Pedestrians and cyclists alike may soon get their chance to take over a major street in Toronto, if only for a few days during the summer.
Open streets are events where long stretches of urban roadways are shut down to motorized vehicles, but open to almost any other kind of traffic, and they’re exactly the kind of thing Councillor Kristyn Wong-Tam wants to see in the city.
“Imagine our streets becoming the new playground for Toronto and for Torontonians of all ages,” said Wong-Tam at the Nov. 16 Open Streets Summit at Ryerson University.
A number of experts joined Wong-Tam at the summit to discuss the possibility of bringing the popular events – also known as ciclovías – to the city. New York, Paris, Mexico City, and a slew of others already have open streets programs, and the general consensus at the summit seemed to be it’s time to try one out in Toronto.
“The great thing about this program is that it’s already been tested in other parts of the world,” Wong-Tam told Spacing.
“I think it’s a fantastic way to promote physical activity without building another community centre,” she said in the follow-up interview.
Asked what made her get involved with open streets, Wong-Tam said, “I really believe that bringing mass participation through physical activity and recreational programs is beneficial to the city.”
Gil Penalosa, director of 8-80 Cities, a Toronto-based not-for-profit organization that promotes open streets events worldwide, thinks the events can be successful in the city.
“Toronto could have the best open streets program in the world,” Penalosa told the about 100 in attendance at the Saturday morning summit, noting Toronto’s relatively flat surface and small overall area create favourable conditions for the events.
During his presentation, Penalosa said open streets have the potential to bring communities together, while promoting physical health. A city’s economy can also benefit from increased pedestrian and cyclist traffic passing local businesses, he said.
Dani Simons, a former communications director for New York City’s transportation department, also spoke at the summit. In 2007, Simons helped bring ciclovías to New York through the Summer Streets project, opening up about 11 kilometres of roadways in the heart of Manhattan for recreation.
“It’s something that people look forward to every summer,” she said of New York’s Summer Streets events, which occur annually three Saturdays each August and draw crowds in the hundreds of thousands.
Simons echoed the social, health, and economic benefits Penalosa addressed, while also mentioning open streets events can pave the way for cycling infrastructure expansion.
“It really helps people rethink the way that streets are used,” said Simons, crediting the program with helping garner support for initiatives such as an 8th Ave. redesign that added protected bike lanes and a pedestrian medium to the busy street.

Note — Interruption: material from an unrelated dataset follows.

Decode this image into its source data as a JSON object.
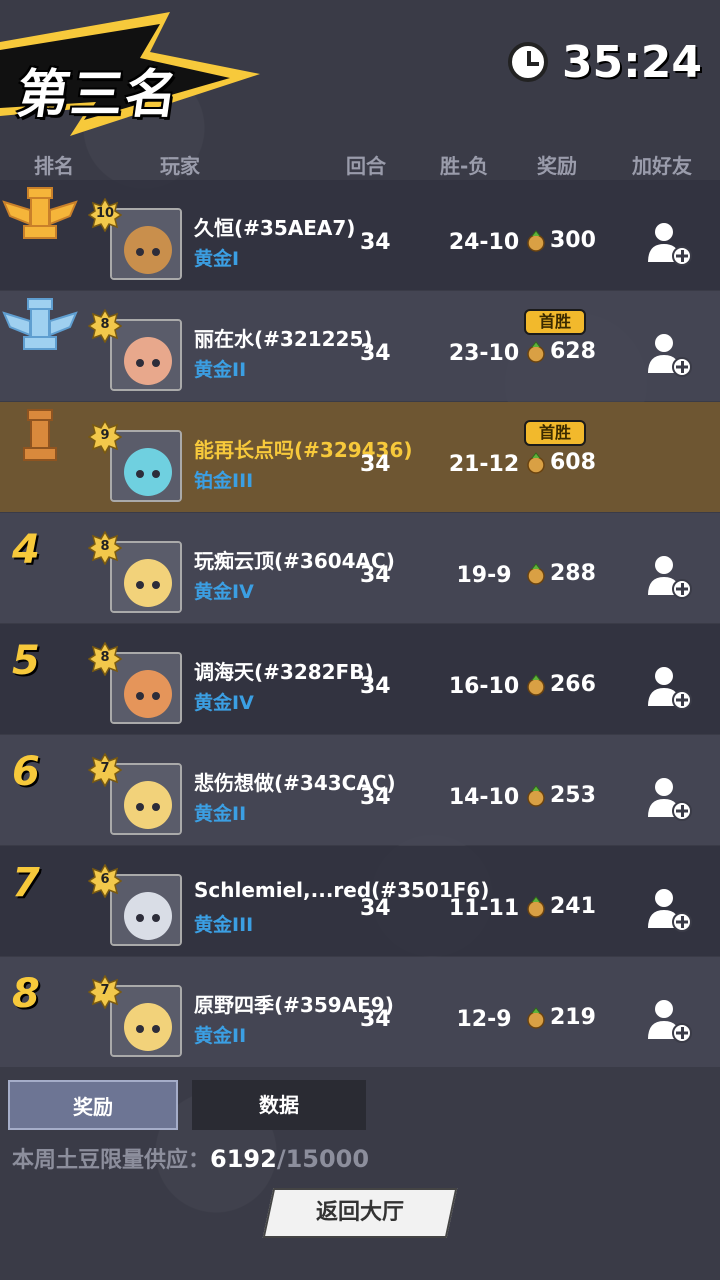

Wong-Tam told Spacing she is currently waiting on a staff report on open streets that is seven months overdue. Once she receives and reviews the report, a motion can be put to council for adoption.
With council’s approval, Wong-Tam said Toronto could see three to four open streets events from May Two-Four weekend through to Labour Day weekend in 2014.
So far one of the main candidates for hosting an open street is Bloor.
An ideal host is transit-accessible (but not a streetcar route), flat, iconic, and has historical value, said Wong-Tam.
No route has been finalized, but a minimum goal of 10 kilometres has been set for the event. The logic is the longer the route, the more appealing it becomes for participants, especially cyclists who cover distances faster than pedestrians. Lengthier routes also link up more communities, meeting another objective of open streets initiatives.
But how much would open streets in Toronto cost?
Wong-Tam said it was too early on to give an accurate budget estimate, but explained the City won’t be responsible for funding, and there won’t be an admission fee either.
“We haven’t asked the City for any money. I’ve actually committed to this organization (8-80 cities) and working group that we will raise $1 million ourselves.”
“The actual cost will be largely dependent on policing costs,” she said, adding if volunteers and security guards can be used to oversee the event, it will be considerably less expensive.
Other costs associated with the proposal are event promotion and branding, as well as recruitment.
To raise funds, Wong-Tam is looking to private sponsors. “If you were a company that wants to sponsor something that brought out hundreds of thousands of people repeatedly over the summer months, wouldn’t this be a great event to connect with?” she said.
While turning the project from idea into reality has been more than a year in the making, Wong-Tam is optimistic about seeing open streets in Toronto by summer 2014.
“If they can do it in New York, then I think we can do it here,” she said, adding, “and I actually think that we could probably do it better.”